─── Given data

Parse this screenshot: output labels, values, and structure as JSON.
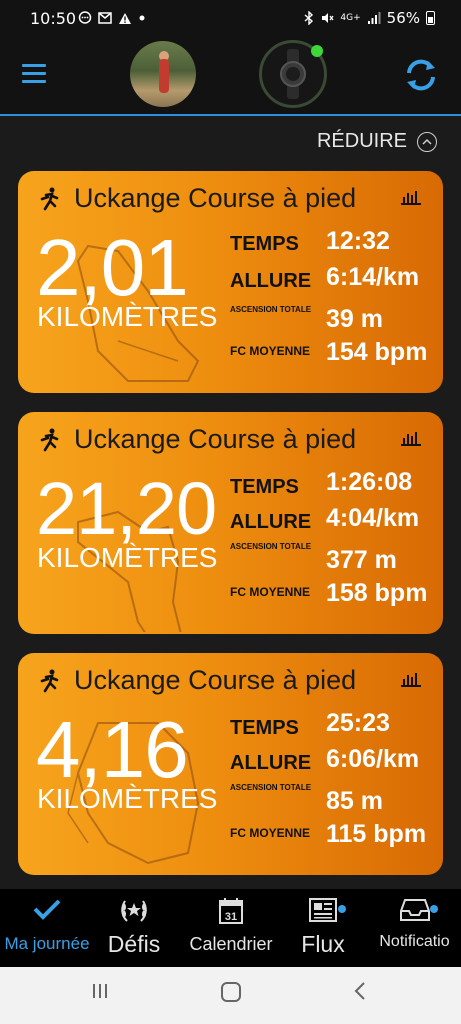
{
  "status_bar": {
    "time": "10:50",
    "battery": "56%",
    "network": "4G+"
  },
  "header": {
    "menu_icon": "hamburger-menu-icon",
    "avatar": "user-avatar",
    "device_connected": true,
    "sync_icon": "sync-icon",
    "accent_color": "#3aa0e6"
  },
  "collapse": {
    "label": "RÉDUIRE"
  },
  "activities": [
    {
      "title": "Uckange Course à pied",
      "distance": "2,01",
      "unit": "KILOMÈTRES",
      "stats": [
        {
          "label": "TEMPS",
          "value": "12:32"
        },
        {
          "label": "ALLURE",
          "value": "6:14/km"
        },
        {
          "label": "ASCENSION TOTALE",
          "value": "39 m"
        },
        {
          "label": "FC MOYENNE",
          "value": "154 bpm"
        }
      ]
    },
    {
      "title": "Uckange Course à pied",
      "distance": "21,20",
      "unit": "KILOMÈTRES",
      "stats": [
        {
          "label": "TEMPS",
          "value": "1:26:08"
        },
        {
          "label": "ALLURE",
          "value": "4:04/km"
        },
        {
          "label": "ASCENSION TOTALE",
          "value": "377 m"
        },
        {
          "label": "FC MOYENNE",
          "value": "158 bpm"
        }
      ]
    },
    {
      "title": "Uckange Course à pied",
      "distance": "4,16",
      "unit": "KILOMÈTRES",
      "stats": [
        {
          "label": "TEMPS",
          "value": "25:23"
        },
        {
          "label": "ALLURE",
          "value": "6:06/km"
        },
        {
          "label": "ASCENSION TOTALE",
          "value": "85 m"
        },
        {
          "label": "FC MOYENNE",
          "value": "115 bpm"
        }
      ]
    }
  ],
  "bottom_nav": {
    "items": [
      {
        "label": "Ma journée",
        "icon": "checkmark-icon",
        "active": true
      },
      {
        "label": "Défis",
        "icon": "laurel-icon"
      },
      {
        "label": "Calendrier",
        "icon": "calendar-icon",
        "calendar_day": "31"
      },
      {
        "label": "Flux",
        "icon": "news-feed-icon",
        "badge": true
      },
      {
        "label": "Notificatio",
        "icon": "inbox-icon",
        "badge": true
      }
    ]
  }
}
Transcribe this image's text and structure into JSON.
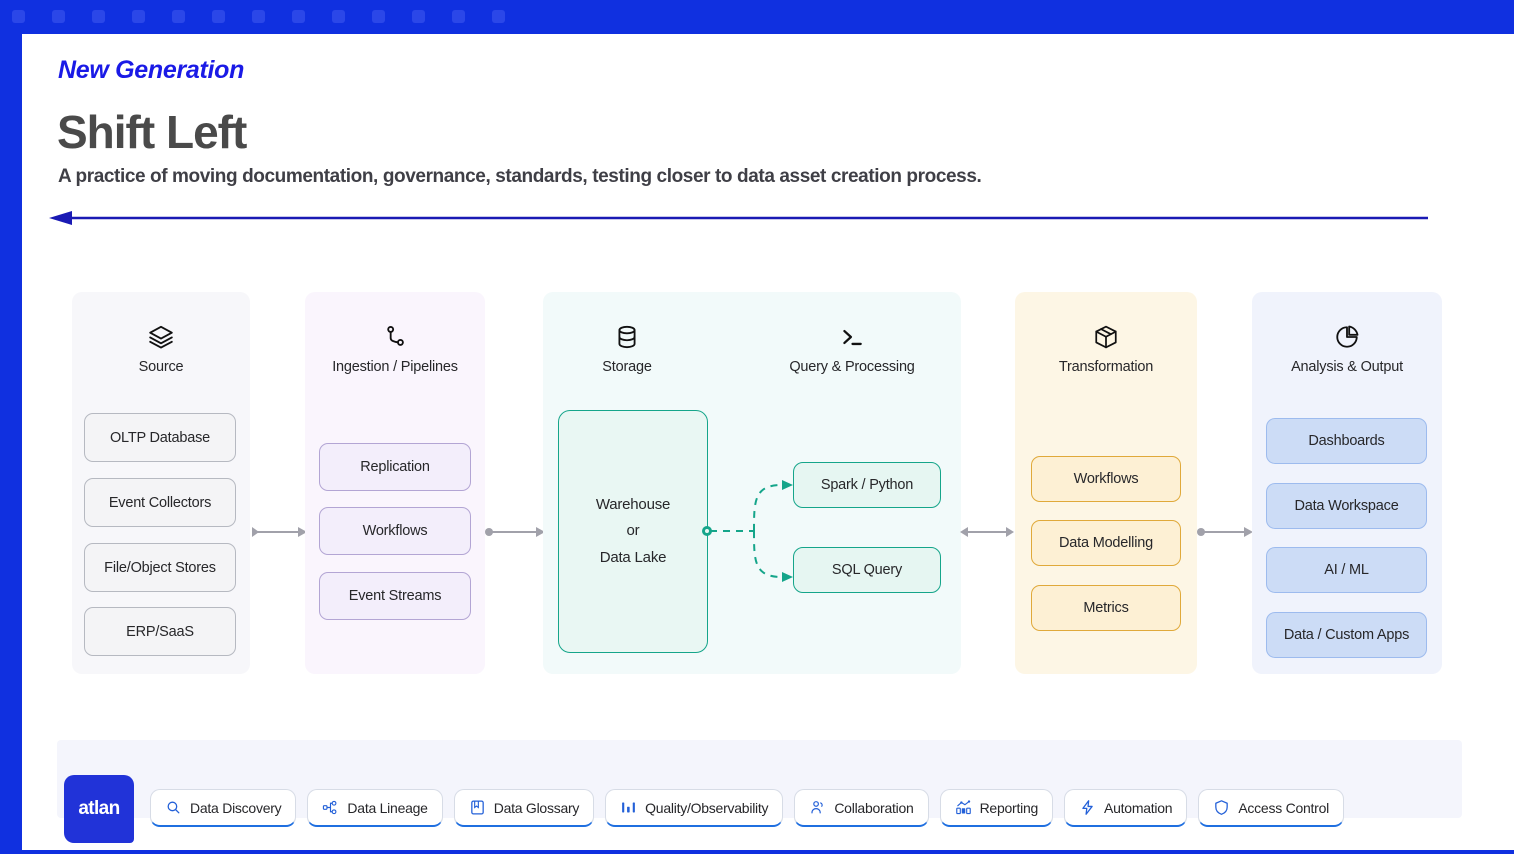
{
  "theme": {
    "brand_blue": "#1030e0",
    "logo_blue": "#2133d8",
    "arrow_navy": "#1a1ab4",
    "teal": "#15a58a",
    "amber": "#e0a93a",
    "purple": "#b3a5d4",
    "blue_chip": "#9dbbee"
  },
  "header": {
    "eyebrow": "New Generation",
    "title": "Shift Left",
    "subtitle": "A practice of moving documentation, governance, standards, testing closer to data asset creation process."
  },
  "stages": [
    {
      "key": "source",
      "label": "Source",
      "icon": "layers-icon",
      "variant": "gray",
      "items": [
        "OLTP Database",
        "Event Collectors",
        "File/Object Stores",
        "ERP/SaaS"
      ]
    },
    {
      "key": "ingestion",
      "label": "Ingestion / Pipelines",
      "icon": "git-branch-icon",
      "variant": "purple",
      "items": [
        "Replication",
        "Workflows",
        "Event Streams"
      ]
    },
    {
      "key": "storage",
      "label": "Storage",
      "icon": "database-icon",
      "variant": "teal",
      "items": [
        "Warehouse\nor\nData Lake"
      ]
    },
    {
      "key": "query",
      "label": "Query & Processing",
      "icon": "terminal-icon",
      "variant": "teal",
      "items": [
        "Spark / Python",
        "SQL Query"
      ]
    },
    {
      "key": "transformation",
      "label": "Transformation",
      "icon": "cube-icon",
      "variant": "amber",
      "items": [
        "Workflows",
        "Data Modelling",
        "Metrics"
      ]
    },
    {
      "key": "analysis",
      "label": "Analysis & Output",
      "icon": "pie-chart-icon",
      "variant": "blue",
      "items": [
        "Dashboards",
        "Data Workspace",
        "AI / ML",
        "Data / Custom Apps"
      ]
    }
  ],
  "warehouse": {
    "line1": "Warehouse",
    "line2": "or",
    "line3": "Data Lake"
  },
  "footer": {
    "logo_text": "atlan",
    "tools": [
      {
        "label": "Data Discovery",
        "icon": "search-icon"
      },
      {
        "label": "Data Lineage",
        "icon": "lineage-icon"
      },
      {
        "label": "Data Glossary",
        "icon": "book-icon"
      },
      {
        "label": "Quality/Observability",
        "icon": "bar-chart-icon"
      },
      {
        "label": "Collaboration",
        "icon": "users-icon"
      },
      {
        "label": "Reporting",
        "icon": "report-icon"
      },
      {
        "label": "Automation",
        "icon": "bolt-icon"
      },
      {
        "label": "Access Control",
        "icon": "shield-icon"
      }
    ]
  }
}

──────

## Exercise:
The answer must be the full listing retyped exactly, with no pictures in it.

## Result for this exercise:
Parse this screenshot: output labels, values, and structure as JSON.
{
  "status_bar": {
    "time": "10:50",
    "battery": "56%",
    "network": "4G+"
  },
  "header": {
    "menu_icon": "hamburger-menu-icon",
    "avatar": "user-avatar",
    "device_connected": true,
    "sync_icon": "sync-icon",
    "accent_color": "#3aa0e6"
  },
  "collapse": {
    "label": "RÉDUIRE"
  },
  "activities": [
    {
      "title": "Uckange Course à pied",
      "distance": "2,01",
      "unit": "KILOMÈTRES",
      "stats": [
        {
          "label": "TEMPS",
          "value": "12:32"
        },
        {
          "label": "ALLURE",
          "value": "6:14/km"
        },
        {
          "label": "ASCENSION TOTALE",
          "value": "39 m"
        },
        {
          "label": "FC MOYENNE",
          "value": "154 bpm"
        }
      ]
    },
    {
      "title": "Uckange Course à pied",
      "distance": "21,20",
      "unit": "KILOMÈTRES",
      "stats": [
        {
          "label": "TEMPS",
          "value": "1:26:08"
        },
        {
          "label": "ALLURE",
          "value": "4:04/km"
        },
        {
          "label": "ASCENSION TOTALE",
          "value": "377 m"
        },
        {
          "label": "FC MOYENNE",
          "value": "158 bpm"
        }
      ]
    },
    {
      "title": "Uckange Course à pied",
      "distance": "4,16",
      "unit": "KILOMÈTRES",
      "stats": [
        {
          "label": "TEMPS",
          "value": "25:23"
        },
        {
          "label": "ALLURE",
          "value": "6:06/km"
        },
        {
          "label": "ASCENSION TOTALE",
          "value": "85 m"
        },
        {
          "label": "FC MOYENNE",
          "value": "115 bpm"
        }
      ]
    }
  ],
  "bottom_nav": {
    "items": [
      {
        "label": "Ma journée",
        "icon": "checkmark-icon",
        "active": true
      },
      {
        "label": "Défis",
        "icon": "laurel-icon"
      },
      {
        "label": "Calendrier",
        "icon": "calendar-icon",
        "calendar_day": "31"
      },
      {
        "label": "Flux",
        "icon": "news-feed-icon",
        "badge": true
      },
      {
        "label": "Notificatio",
        "icon": "inbox-icon",
        "badge": true
      }
    ]
  }
}
Transcribe this image's text and structure into JSON.
{
  "theme": {
    "brand_blue": "#1030e0",
    "logo_blue": "#2133d8",
    "arrow_navy": "#1a1ab4",
    "teal": "#15a58a",
    "amber": "#e0a93a",
    "purple": "#b3a5d4",
    "blue_chip": "#9dbbee"
  },
  "header": {
    "eyebrow": "New Generation",
    "title": "Shift Left",
    "subtitle": "A practice of moving documentation, governance, standards, testing closer to data asset creation process."
  },
  "stages": [
    {
      "key": "source",
      "label": "Source",
      "icon": "layers-icon",
      "variant": "gray",
      "items": [
        "OLTP Database",
        "Event Collectors",
        "File/Object Stores",
        "ERP/SaaS"
      ]
    },
    {
      "key": "ingestion",
      "label": "Ingestion / Pipelines",
      "icon": "git-branch-icon",
      "variant": "purple",
      "items": [
        "Replication",
        "Workflows",
        "Event Streams"
      ]
    },
    {
      "key": "storage",
      "label": "Storage",
      "icon": "database-icon",
      "variant": "teal",
      "items": [
        "Warehouse\nor\nData Lake"
      ]
    },
    {
      "key": "query",
      "label": "Query & Processing",
      "icon": "terminal-icon",
      "variant": "teal",
      "items": [
        "Spark / Python",
        "SQL Query"
      ]
    },
    {
      "key": "transformation",
      "label": "Transformation",
      "icon": "cube-icon",
      "variant": "amber",
      "items": [
        "Workflows",
        "Data Modelling",
        "Metrics"
      ]
    },
    {
      "key": "analysis",
      "label": "Analysis & Output",
      "icon": "pie-chart-icon",
      "variant": "blue",
      "items": [
        "Dashboards",
        "Data Workspace",
        "AI / ML",
        "Data / Custom Apps"
      ]
    }
  ],
  "warehouse": {
    "line1": "Warehouse",
    "line2": "or",
    "line3": "Data Lake"
  },
  "footer": {
    "logo_text": "atlan",
    "tools": [
      {
        "label": "Data Discovery",
        "icon": "search-icon"
      },
      {
        "label": "Data Lineage",
        "icon": "lineage-icon"
      },
      {
        "label": "Data Glossary",
        "icon": "book-icon"
      },
      {
        "label": "Quality/Observability",
        "icon": "bar-chart-icon"
      },
      {
        "label": "Collaboration",
        "icon": "users-icon"
      },
      {
        "label": "Reporting",
        "icon": "report-icon"
      },
      {
        "label": "Automation",
        "icon": "bolt-icon"
      },
      {
        "label": "Access Control",
        "icon": "shield-icon"
      }
    ]
  }
}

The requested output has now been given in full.